Then, we continue our overland trek to Shigatse (12,800 feet). Here, we’ll enjoy lunch and visit a local market. We’ll then check into our hotel and have some time to rest and acclimate before gathering again for dinner.
Today we tour Shigatse, the second-largest city in Tibet, and its Tashilhunpo Monastery, founded in 1447 by the first Dalai Lama, Gendun Drup. The monastery is the traditional seat of the Panchen Lamas, the second-highest ranking Lama in the Gelukpa tradition. Located on a hill in the center of the city, the monastery’s name means “all fortune and happiness gathered here,” or “heap of glory.” The monastery features bronze-gated chapels and hundreds of Buddha statues. Though the tenth Panchen Lama passed away in 1989, several monks continuously pray for his new incarnation as an infant.
We’ll gather for lunch, then you are free to explore on your own this afternoon before we gather again for dinner at local restaurants.

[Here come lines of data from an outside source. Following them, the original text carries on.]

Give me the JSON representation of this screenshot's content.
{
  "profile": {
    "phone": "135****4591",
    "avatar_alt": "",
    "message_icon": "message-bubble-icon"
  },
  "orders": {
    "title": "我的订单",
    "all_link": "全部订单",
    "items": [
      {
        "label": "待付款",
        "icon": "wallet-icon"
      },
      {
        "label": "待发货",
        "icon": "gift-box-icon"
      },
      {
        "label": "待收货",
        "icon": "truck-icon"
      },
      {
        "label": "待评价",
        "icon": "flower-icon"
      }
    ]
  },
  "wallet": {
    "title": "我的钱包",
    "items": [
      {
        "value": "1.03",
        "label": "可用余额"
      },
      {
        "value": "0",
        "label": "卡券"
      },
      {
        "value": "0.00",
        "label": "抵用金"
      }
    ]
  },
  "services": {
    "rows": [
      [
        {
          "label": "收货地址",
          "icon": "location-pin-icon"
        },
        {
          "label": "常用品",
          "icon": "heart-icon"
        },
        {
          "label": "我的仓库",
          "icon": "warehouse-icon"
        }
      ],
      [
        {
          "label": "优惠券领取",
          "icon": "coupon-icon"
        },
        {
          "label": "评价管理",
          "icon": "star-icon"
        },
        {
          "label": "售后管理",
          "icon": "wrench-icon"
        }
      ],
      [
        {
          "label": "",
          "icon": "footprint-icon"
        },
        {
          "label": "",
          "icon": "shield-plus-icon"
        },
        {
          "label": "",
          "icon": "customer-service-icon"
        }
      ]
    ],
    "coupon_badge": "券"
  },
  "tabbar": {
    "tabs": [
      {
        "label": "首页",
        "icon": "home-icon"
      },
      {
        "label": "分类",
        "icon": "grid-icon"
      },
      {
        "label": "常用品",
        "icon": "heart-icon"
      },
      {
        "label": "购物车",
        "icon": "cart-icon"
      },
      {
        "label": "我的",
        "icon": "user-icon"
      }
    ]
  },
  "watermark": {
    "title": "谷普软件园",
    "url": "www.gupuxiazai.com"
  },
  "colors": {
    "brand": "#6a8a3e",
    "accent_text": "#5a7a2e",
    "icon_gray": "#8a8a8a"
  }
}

After breakfast, we drive overland for our return trip to Lhasa. During our trip, which will take most of the the day, we'll be surrounded by mountains, glaciers and the occasional yak herd. Once we reach Lhasa we'll enjoy dinner at a local restaurant.
This morning, we transfer to the airport for our flight to Kathmandu. We arrive mid-afternoon, and the balance of the day is yours to relax or continue your discoveries in this fascinating city at your own pace. Dinner is on your own tonight.
Please note: If you took the pre-trip to Bhutan, you will transfer to the airport for your flight to Delhi, where you will overnight and then fly to the US on Day 17.
After a morning at leisure, transfer to the airport for your flight to Dubai, where you'll board your return flight to the U.S. some time after midnight.